## Activity:
Filter out all lines without the word "cannot" from the data below, please, and copy the rest.

╭─ Material supplied

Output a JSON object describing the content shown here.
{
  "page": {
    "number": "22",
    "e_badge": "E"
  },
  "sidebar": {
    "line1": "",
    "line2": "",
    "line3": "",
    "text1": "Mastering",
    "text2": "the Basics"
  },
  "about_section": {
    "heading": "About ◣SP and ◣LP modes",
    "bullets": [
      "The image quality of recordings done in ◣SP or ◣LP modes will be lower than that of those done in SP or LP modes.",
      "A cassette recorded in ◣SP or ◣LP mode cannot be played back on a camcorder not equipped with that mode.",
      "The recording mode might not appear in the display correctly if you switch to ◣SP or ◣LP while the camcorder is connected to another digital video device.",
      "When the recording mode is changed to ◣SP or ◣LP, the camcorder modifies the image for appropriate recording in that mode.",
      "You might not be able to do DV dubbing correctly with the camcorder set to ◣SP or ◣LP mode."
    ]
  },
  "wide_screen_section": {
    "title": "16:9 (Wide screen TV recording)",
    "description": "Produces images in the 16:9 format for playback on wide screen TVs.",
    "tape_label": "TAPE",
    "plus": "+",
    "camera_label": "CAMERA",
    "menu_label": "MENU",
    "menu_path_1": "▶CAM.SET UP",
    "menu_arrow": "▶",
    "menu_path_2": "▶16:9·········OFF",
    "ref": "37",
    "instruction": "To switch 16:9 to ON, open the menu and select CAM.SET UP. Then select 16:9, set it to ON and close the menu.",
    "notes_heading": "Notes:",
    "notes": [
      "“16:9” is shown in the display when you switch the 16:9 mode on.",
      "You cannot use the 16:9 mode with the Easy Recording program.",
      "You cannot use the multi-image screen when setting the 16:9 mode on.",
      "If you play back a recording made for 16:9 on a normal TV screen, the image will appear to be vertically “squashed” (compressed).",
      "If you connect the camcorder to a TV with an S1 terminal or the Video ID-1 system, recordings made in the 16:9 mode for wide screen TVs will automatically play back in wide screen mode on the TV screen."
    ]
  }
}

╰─

## Result for this task:
      "A cassette recorded in ◣SP or ◣LP mode cannot be played back on a camcorder not equipped with that mode.",
      "You cannot use the 16:9 mode with the Easy Recording program.",
      "You cannot use the multi-image screen when setting the 16:9 mode on.",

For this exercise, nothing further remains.